§ **WORK TO BE COMPLETED**
Return each line of the records below that contains the word "name".

[Collected data]
Content starts

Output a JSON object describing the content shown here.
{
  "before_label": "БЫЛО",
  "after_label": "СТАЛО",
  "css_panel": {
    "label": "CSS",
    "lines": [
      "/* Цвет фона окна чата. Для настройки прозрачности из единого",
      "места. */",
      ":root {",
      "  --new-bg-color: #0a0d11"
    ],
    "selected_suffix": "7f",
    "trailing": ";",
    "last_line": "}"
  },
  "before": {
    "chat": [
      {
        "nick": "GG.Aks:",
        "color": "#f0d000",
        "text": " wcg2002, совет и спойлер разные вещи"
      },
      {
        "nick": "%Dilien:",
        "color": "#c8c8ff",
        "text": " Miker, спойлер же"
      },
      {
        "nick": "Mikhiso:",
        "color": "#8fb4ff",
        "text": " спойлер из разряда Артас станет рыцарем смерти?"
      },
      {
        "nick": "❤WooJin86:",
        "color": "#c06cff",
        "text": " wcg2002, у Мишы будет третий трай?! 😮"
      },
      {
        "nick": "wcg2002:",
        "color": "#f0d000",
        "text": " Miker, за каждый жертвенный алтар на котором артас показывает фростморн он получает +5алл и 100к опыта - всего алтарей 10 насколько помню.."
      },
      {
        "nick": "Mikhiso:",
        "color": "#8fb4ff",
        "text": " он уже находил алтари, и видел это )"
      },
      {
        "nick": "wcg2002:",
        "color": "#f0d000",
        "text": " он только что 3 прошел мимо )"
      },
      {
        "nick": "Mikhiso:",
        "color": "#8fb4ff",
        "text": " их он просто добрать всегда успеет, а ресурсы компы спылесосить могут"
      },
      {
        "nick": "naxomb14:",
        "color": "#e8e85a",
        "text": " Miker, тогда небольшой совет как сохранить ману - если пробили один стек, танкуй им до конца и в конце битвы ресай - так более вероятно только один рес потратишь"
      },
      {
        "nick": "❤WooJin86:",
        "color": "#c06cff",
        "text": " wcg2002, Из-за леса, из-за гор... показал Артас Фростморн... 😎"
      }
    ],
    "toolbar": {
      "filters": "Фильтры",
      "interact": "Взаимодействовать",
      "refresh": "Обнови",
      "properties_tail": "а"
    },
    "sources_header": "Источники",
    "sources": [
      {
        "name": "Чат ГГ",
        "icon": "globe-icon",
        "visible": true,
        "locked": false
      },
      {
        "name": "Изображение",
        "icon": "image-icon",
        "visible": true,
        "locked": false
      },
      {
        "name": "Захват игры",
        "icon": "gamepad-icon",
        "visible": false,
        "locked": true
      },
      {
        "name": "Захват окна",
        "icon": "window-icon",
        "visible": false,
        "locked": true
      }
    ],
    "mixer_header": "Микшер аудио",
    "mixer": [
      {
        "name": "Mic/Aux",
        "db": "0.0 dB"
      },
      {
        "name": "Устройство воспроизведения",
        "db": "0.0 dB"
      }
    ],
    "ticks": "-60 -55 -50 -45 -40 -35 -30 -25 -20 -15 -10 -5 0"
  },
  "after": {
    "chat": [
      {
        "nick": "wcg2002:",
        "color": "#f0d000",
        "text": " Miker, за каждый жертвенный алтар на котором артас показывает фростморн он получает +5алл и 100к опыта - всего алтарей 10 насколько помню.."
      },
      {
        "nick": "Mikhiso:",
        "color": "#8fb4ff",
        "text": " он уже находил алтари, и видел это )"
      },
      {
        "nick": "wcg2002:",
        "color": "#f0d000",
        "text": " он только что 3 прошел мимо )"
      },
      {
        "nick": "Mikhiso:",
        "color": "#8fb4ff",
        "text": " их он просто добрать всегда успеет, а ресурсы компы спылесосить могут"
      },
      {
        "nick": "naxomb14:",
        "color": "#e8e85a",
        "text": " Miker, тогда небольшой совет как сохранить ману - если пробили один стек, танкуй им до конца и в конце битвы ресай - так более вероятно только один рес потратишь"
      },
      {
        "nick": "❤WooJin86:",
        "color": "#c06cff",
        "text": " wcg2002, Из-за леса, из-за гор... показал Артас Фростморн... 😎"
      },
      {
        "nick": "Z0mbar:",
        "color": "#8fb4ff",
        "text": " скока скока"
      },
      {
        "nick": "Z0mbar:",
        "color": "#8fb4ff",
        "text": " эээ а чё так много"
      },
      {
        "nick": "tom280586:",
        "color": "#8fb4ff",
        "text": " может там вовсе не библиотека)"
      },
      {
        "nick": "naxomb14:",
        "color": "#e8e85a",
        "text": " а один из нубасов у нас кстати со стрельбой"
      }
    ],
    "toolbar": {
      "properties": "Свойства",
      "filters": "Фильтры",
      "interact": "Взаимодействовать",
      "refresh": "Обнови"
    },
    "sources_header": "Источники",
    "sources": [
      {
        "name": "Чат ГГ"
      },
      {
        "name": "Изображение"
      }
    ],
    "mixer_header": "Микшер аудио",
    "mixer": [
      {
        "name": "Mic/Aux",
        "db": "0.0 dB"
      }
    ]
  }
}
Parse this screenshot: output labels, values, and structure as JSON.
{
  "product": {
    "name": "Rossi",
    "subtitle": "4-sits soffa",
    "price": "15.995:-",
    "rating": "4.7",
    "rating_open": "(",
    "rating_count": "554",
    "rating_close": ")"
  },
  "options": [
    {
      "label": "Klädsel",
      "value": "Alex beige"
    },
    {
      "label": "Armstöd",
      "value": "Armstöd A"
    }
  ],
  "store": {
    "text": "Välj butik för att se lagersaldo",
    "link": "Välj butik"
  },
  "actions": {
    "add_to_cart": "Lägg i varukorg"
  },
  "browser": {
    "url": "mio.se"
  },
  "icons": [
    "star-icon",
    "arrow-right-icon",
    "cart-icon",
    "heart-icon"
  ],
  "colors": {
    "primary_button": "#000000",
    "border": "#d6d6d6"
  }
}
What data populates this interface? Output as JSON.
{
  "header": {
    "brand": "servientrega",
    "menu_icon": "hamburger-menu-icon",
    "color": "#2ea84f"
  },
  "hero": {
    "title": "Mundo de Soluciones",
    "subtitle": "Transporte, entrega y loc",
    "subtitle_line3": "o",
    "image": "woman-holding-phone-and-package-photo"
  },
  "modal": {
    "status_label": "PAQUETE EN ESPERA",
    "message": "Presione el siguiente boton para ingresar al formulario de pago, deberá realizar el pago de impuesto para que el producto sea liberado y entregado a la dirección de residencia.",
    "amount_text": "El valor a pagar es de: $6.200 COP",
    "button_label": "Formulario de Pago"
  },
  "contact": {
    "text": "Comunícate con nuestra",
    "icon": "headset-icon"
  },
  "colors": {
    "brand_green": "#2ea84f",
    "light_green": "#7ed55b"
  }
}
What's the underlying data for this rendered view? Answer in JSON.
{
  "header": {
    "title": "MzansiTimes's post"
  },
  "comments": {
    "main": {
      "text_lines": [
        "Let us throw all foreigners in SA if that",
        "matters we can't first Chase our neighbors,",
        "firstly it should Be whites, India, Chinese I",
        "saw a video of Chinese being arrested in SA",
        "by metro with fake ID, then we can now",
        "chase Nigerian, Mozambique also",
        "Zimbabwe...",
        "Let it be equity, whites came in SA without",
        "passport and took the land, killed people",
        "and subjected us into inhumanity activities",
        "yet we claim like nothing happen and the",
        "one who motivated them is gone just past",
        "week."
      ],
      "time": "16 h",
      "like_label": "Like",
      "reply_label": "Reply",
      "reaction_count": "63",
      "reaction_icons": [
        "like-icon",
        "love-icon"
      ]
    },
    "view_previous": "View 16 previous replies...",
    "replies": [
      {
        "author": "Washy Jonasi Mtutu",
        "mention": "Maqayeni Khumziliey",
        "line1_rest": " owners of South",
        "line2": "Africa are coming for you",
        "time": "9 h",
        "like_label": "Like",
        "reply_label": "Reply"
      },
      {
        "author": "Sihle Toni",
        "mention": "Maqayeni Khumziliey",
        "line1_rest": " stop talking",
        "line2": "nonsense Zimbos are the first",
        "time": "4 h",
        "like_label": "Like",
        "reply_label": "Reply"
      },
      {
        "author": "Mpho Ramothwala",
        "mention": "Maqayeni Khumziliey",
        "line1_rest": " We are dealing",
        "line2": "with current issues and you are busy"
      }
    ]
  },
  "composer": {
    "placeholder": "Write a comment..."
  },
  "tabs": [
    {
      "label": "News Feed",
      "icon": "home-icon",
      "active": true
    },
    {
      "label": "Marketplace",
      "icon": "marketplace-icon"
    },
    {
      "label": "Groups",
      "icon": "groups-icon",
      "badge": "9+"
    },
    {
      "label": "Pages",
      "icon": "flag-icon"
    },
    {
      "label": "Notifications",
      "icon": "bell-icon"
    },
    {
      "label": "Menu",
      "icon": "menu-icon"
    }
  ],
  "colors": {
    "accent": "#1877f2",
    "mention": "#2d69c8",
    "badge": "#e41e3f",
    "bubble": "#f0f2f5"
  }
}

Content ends

§ **ANSWER AREA**
        "name": "Чат ГГ",
        "name": "Изображение",
        "name": "Захват игры",
        "name": "Захват окна",
        "name": "Mic/Aux",
        "name": "Устройство воспроизведения",
        "name": "Чат ГГ"
        "name": "Изображение"
        "name": "Mic/Aux",
    "name": "Rossi",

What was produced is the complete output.